Assume You Are the Best
Be Decisive and Believe in Yourself
Asking questions and listening to answers is a good part of the formula of success for a leader in any situation. Most people — especially women — are easily intimidated and tend to hang back and hesitate to answer questions at first. In general, people hate to be wrong and are really hard on themselves if they misspeak and give a wrong answer. At Notre Dame, I had a lot of perfectionists on my teams. They really wanted to be right every time. They worked hard and they were never satisfied. Perfectionists expect a lot from themselves and feel more pressure to perform because they judge themselves so critically. This is ironic because it is their desire for perfection that makes them so good, but that desire is also their downfall because they can never attain the perfection they are seeking. This creates a lot of stress and anxiety which affects their performance.
Women take criticism so personally but can’t take compliments the same way. We walk a fine line between being confident and not too confident, lest we be accused of being arrogant. We need to speak up for ourselves, but not too loudly because we are supposed to be humble. We should be proud of our success, but not brag because we are supposed to be team players. It’s truly exhausting when you think about it!
Our best players were the ones who could fail and move on from it. I remember a reporter asking Arike Ogunbowale how she felt at halftime of the Connecticut semi-final game because she was something like 0-for-10 shooting at that point. She was shocked to hear she had missed ten shots and said she just assumed that in the second half they would all go in. Great players put their mistakes aside and keep taking chances.

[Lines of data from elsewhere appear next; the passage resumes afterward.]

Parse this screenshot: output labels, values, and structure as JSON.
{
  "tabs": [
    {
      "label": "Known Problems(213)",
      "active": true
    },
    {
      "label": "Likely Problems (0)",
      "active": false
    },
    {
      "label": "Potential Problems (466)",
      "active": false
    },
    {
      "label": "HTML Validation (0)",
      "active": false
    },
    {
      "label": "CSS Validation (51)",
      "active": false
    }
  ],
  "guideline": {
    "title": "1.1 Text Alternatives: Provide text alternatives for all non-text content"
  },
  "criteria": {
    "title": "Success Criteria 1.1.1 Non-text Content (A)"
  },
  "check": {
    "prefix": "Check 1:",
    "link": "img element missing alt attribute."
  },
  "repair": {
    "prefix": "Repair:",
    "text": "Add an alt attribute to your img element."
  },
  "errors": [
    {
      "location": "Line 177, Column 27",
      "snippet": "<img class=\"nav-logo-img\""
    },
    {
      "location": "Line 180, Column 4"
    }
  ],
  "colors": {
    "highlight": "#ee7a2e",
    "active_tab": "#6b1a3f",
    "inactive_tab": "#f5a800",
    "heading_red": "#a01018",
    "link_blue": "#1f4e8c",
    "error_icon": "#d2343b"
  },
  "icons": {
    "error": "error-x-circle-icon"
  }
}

They never stop shooting even if they haven’t made many.
Really, most successful people never change their mindset. They assume the next shot will go in, the next idea will be accepted, the next project will secure more sales, and on and on. They are usually more surprised when they don’t have success than when things go their way. It takes confidence to act this way. It’s great to know that your coaches, supervisors, teammate and coworkers believe in you, but it always comes down to how much you believe in yourself.
There are so many great nuggets in this book, that apply to both men and women. I hope you take a moment and pick up a copy for yourself. (Here’s Muffet’s other book, in case you’re interested in that a well: Courting Success: Muffet McGraw’s Formula for Winning—in Sports and in Life.
Cheers & GO IRISH!